Exercise aim: Your copy should match the listing word for word, apart from the pictures, which are left out.

Source material:
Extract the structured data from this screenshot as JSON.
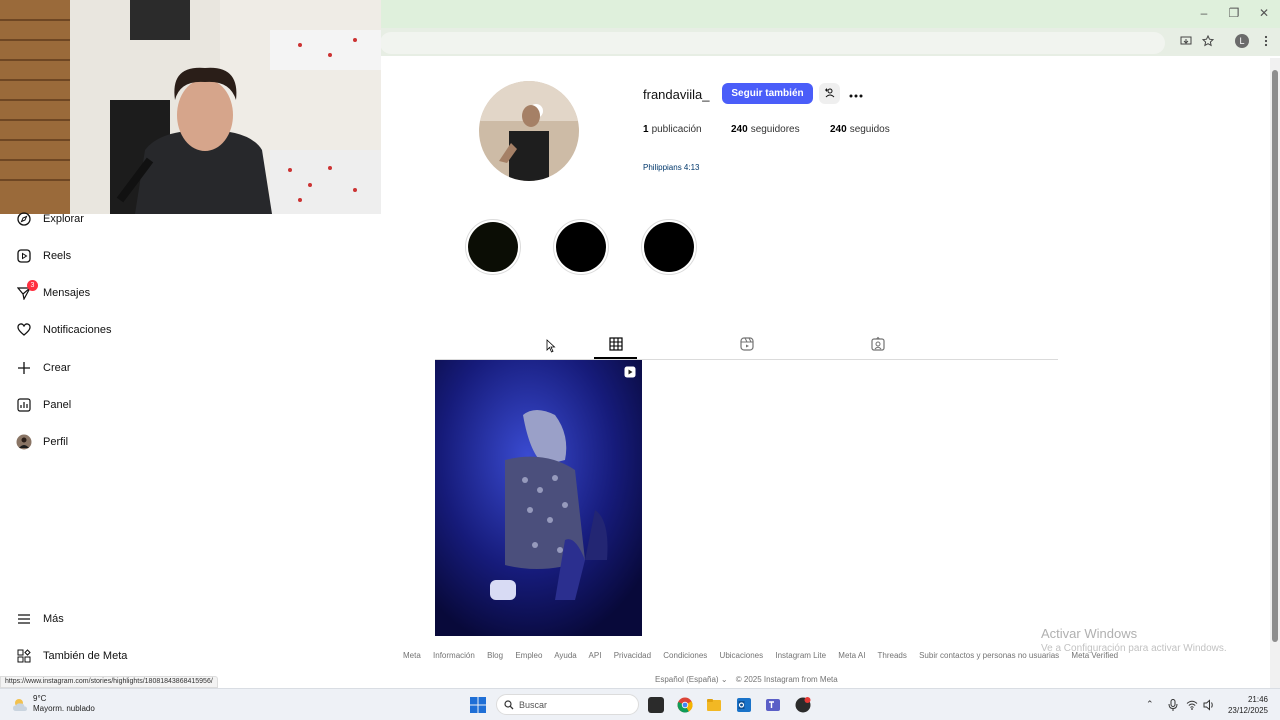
{
  "window": {
    "controls": [
      "–",
      "❐",
      "✕"
    ]
  },
  "sidebar": {
    "items": [
      {
        "label": "Explorar",
        "icon": "compass-icon"
      },
      {
        "label": "Reels",
        "icon": "reels-icon"
      },
      {
        "label": "Mensajes",
        "icon": "messenger-icon",
        "badge": "3"
      },
      {
        "label": "Notificaciones",
        "icon": "heart-icon"
      },
      {
        "label": "Crear",
        "icon": "plus-icon"
      },
      {
        "label": "Panel",
        "icon": "chart-icon"
      },
      {
        "label": "Perfil",
        "icon": "avatar-icon"
      }
    ],
    "more_label": "Más",
    "meta_label": "También de Meta"
  },
  "profile": {
    "username": "frandaviila_",
    "follow_label": "Seguir también",
    "posts_count": "1",
    "posts_label": "publicación",
    "followers_count": "240",
    "followers_label": "seguidores",
    "following_count": "240",
    "following_label": "seguidos",
    "bio": "Philippians 4:13"
  },
  "footer": {
    "links": [
      "Meta",
      "Información",
      "Blog",
      "Empleo",
      "Ayuda",
      "API",
      "Privacidad",
      "Condiciones",
      "Ubicaciones",
      "Instagram Lite",
      "Meta AI",
      "Threads",
      "Subir contactos y personas no usuarias",
      "Meta Verified"
    ],
    "language": "Español (España)",
    "copyright": "© 2025 Instagram from Meta"
  },
  "watermark": {
    "title": "Activar Windows",
    "subtitle": "Ve a Configuración para activar Windows."
  },
  "status_url": "https://www.instagram.com/stories/highlights/18081843868415956/",
  "taskbar": {
    "temperature": "9°C",
    "weather": "Mayorm. nublado",
    "search_placeholder": "Buscar",
    "time": "21:46",
    "date": "23/12/2025"
  },
  "colors": {
    "accent": "#4a5df9",
    "badge": "#ff3040"
  }
}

Response for this exercise:
Extract the structured data from this screenshot as JSON.
{
  "window": {
    "controls": [
      "–",
      "❐",
      "✕"
    ]
  },
  "sidebar": {
    "items": [
      {
        "label": "Explorar",
        "icon": "compass-icon"
      },
      {
        "label": "Reels",
        "icon": "reels-icon"
      },
      {
        "label": "Mensajes",
        "icon": "messenger-icon",
        "badge": "3"
      },
      {
        "label": "Notificaciones",
        "icon": "heart-icon"
      },
      {
        "label": "Crear",
        "icon": "plus-icon"
      },
      {
        "label": "Panel",
        "icon": "chart-icon"
      },
      {
        "label": "Perfil",
        "icon": "avatar-icon"
      }
    ],
    "more_label": "Más",
    "meta_label": "También de Meta"
  },
  "profile": {
    "username": "frandaviila_",
    "follow_label": "Seguir también",
    "posts_count": "1",
    "posts_label": "publicación",
    "followers_count": "240",
    "followers_label": "seguidores",
    "following_count": "240",
    "following_label": "seguidos",
    "bio": "Philippians 4:13"
  },
  "footer": {
    "links": [
      "Meta",
      "Información",
      "Blog",
      "Empleo",
      "Ayuda",
      "API",
      "Privacidad",
      "Condiciones",
      "Ubicaciones",
      "Instagram Lite",
      "Meta AI",
      "Threads",
      "Subir contactos y personas no usuarias",
      "Meta Verified"
    ],
    "language": "Español (España)",
    "copyright": "© 2025 Instagram from Meta"
  },
  "watermark": {
    "title": "Activar Windows",
    "subtitle": "Ve a Configuración para activar Windows."
  },
  "status_url": "https://www.instagram.com/stories/highlights/18081843868415956/",
  "taskbar": {
    "temperature": "9°C",
    "weather": "Mayorm. nublado",
    "search_placeholder": "Buscar",
    "time": "21:46",
    "date": "23/12/2025"
  },
  "colors": {
    "accent": "#4a5df9",
    "badge": "#ff3040"
  }
}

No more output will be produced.